- THE CLIENT – The client benefits from getting the job done quicker. From their perspective, the faster a problem is solved, the more valuable the solution is to them.
At 33 Sticks, we have taken a different approach to analytics consulting. Unlike most analytics consulting agencies, we NEVER bill by the hour. We strongly believe that the billable hour consulting model is archaic and unfair to our clients’ best interests. Not only is it unfair to our clients, it is unfair to our employees.
Because we don’t have minimum weekly billable hour commitments or team based utilization rates, our employees are not only free to keep their saws sharp, they are strongly encouraged and supported in doing so.
I can hear the naysayers now, “yeah, that’s good and all but at our agency we have lots of work to do, we can’t afford to take time off from our client work. And so what if you learn some new skill, you aren’t really going to apply it to your client work anyway.” Perhaps. And perhaps you are just like the frustrated lumberjack who doesn’t have time to stop to sharpen his saw.

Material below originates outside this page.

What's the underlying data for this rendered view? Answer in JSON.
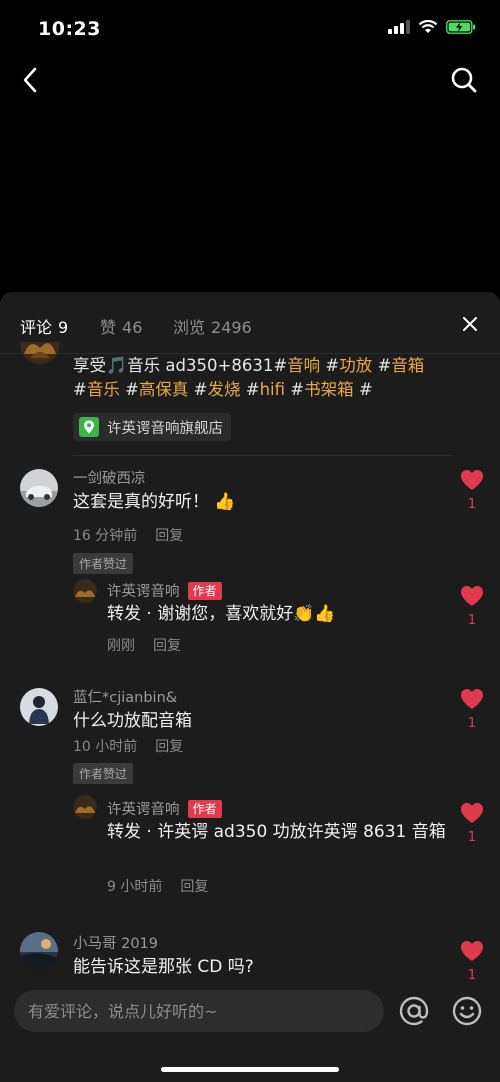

To serve as a good example for our employees, I recently began learning to use Python for Data Analysis. Was it absolutely required that I do so? Not likely, but my hands were becoming quite sore trying to use Excel to cut down massive trees. Within a short period of time, I was able to use my new found knowledge to solve a lingering problem for one of our clients. An analysis that was a struggle, I would argue near impossible, to complete using Excel was a pleasure to solve using Python — AND I’m not afraid to admit that it actually made me a little giddy.
Ultimately, empowering our employees to keep their saws sharp provides tremendous value to our clients and helps to maintain an enjoyable work environment for our employees.